▶ THE PROBLEM
Write out the following listing in full, exactly as it reads.

▶ INPUT RECORDS
=====

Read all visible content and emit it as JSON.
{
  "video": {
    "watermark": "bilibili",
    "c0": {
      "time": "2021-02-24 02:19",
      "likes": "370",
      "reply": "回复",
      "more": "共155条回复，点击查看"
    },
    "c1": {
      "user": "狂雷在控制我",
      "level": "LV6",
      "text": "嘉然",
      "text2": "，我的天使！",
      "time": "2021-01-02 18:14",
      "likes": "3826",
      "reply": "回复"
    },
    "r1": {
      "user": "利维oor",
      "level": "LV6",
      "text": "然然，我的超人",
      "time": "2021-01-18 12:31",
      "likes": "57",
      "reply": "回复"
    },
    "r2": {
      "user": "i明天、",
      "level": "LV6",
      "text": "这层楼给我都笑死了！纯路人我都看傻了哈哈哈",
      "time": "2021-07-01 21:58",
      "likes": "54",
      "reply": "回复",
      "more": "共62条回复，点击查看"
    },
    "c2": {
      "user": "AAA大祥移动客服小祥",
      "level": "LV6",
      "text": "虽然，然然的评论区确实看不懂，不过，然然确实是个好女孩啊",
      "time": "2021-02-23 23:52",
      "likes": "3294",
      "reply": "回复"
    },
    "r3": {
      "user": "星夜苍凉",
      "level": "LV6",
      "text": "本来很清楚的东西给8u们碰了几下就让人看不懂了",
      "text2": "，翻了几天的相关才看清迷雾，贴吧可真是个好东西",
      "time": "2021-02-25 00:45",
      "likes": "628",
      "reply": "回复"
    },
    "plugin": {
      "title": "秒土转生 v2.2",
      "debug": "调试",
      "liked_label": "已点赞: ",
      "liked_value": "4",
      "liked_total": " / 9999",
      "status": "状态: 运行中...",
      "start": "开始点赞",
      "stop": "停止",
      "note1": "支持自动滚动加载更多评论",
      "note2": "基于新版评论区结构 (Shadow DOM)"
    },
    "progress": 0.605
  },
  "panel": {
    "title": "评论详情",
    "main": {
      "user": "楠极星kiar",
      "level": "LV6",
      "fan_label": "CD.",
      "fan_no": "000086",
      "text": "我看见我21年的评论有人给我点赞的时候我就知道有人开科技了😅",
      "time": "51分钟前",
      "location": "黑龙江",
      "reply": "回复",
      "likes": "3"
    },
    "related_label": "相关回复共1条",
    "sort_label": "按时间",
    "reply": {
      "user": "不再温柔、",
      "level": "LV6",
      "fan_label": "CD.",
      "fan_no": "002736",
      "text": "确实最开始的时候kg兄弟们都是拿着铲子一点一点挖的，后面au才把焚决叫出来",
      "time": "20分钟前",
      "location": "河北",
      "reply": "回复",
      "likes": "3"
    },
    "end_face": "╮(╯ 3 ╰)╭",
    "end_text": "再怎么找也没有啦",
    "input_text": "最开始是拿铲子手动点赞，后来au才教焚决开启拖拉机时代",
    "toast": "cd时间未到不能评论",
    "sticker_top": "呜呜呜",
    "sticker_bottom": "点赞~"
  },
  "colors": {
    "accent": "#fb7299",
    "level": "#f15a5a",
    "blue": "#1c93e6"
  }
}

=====

▶ SOLUTION TO THE EXERCISE
Read all visible content and emit it as JSON.
{
  "video": {
    "watermark": "bilibili",
    "c0": {
      "time": "2021-02-24 02:19",
      "likes": "370",
      "reply": "回复",
      "more": "共155条回复，点击查看"
    },
    "c1": {
      "user": "狂雷在控制我",
      "level": "LV6",
      "text": "嘉然",
      "text2": "，我的天使！",
      "time": "2021-01-02 18:14",
      "likes": "3826",
      "reply": "回复"
    },
    "r1": {
      "user": "利维oor",
      "level": "LV6",
      "text": "然然，我的超人",
      "time": "2021-01-18 12:31",
      "likes": "57",
      "reply": "回复"
    },
    "r2": {
      "user": "i明天、",
      "level": "LV6",
      "text": "这层楼给我都笑死了！纯路人我都看傻了哈哈哈",
      "time": "2021-07-01 21:58",
      "likes": "54",
      "reply": "回复",
      "more": "共62条回复，点击查看"
    },
    "c2": {
      "user": "AAA大祥移动客服小祥",
      "level": "LV6",
      "text": "虽然，然然的评论区确实看不懂，不过，然然确实是个好女孩啊",
      "time": "2021-02-23 23:52",
      "likes": "3294",
      "reply": "回复"
    },
    "r3": {
      "user": "星夜苍凉",
      "level": "LV6",
      "text": "本来很清楚的东西给8u们碰了几下就让人看不懂了",
      "text2": "，翻了几天的相关才看清迷雾，贴吧可真是个好东西",
      "time": "2021-02-25 00:45",
      "likes": "628",
      "reply": "回复"
    },
    "plugin": {
      "title": "秒土转生 v2.2",
      "debug": "调试",
      "liked_label": "已点赞: ",
      "liked_value": "4",
      "liked_total": " / 9999",
      "status": "状态: 运行中...",
      "start": "开始点赞",
      "stop": "停止",
      "note1": "支持自动滚动加载更多评论",
      "note2": "基于新版评论区结构 (Shadow DOM)"
    },
    "progress": 0.605
  },
  "panel": {
    "title": "评论详情",
    "main": {
      "user": "楠极星kiar",
      "level": "LV6",
      "fan_label": "CD.",
      "fan_no": "000086",
      "text": "我看见我21年的评论有人给我点赞的时候我就知道有人开科技了😅",
      "time": "51分钟前",
      "location": "黑龙江",
      "reply": "回复",
      "likes": "3"
    },
    "related_label": "相关回复共1条",
    "sort_label": "按时间",
    "reply": {
      "user": "不再温柔、",
      "level": "LV6",
      "fan_label": "CD.",
      "fan_no": "002736",
      "text": "确实最开始的时候kg兄弟们都是拿着铲子一点一点挖的，后面au才把焚决叫出来",
      "time": "20分钟前",
      "location": "河北",
      "reply": "回复",
      "likes": "3"
    },
    "end_face": "╮(╯ 3 ╰)╭",
    "end_text": "再怎么找也没有啦",
    "input_text": "最开始是拿铲子手动点赞，后来au才教焚决开启拖拉机时代",
    "toast": "cd时间未到不能评论",
    "sticker_top": "呜呜呜",
    "sticker_bottom": "点赞~"
  },
  "colors": {
    "accent": "#fb7299",
    "level": "#f15a5a",
    "blue": "#1c93e6"
  }
}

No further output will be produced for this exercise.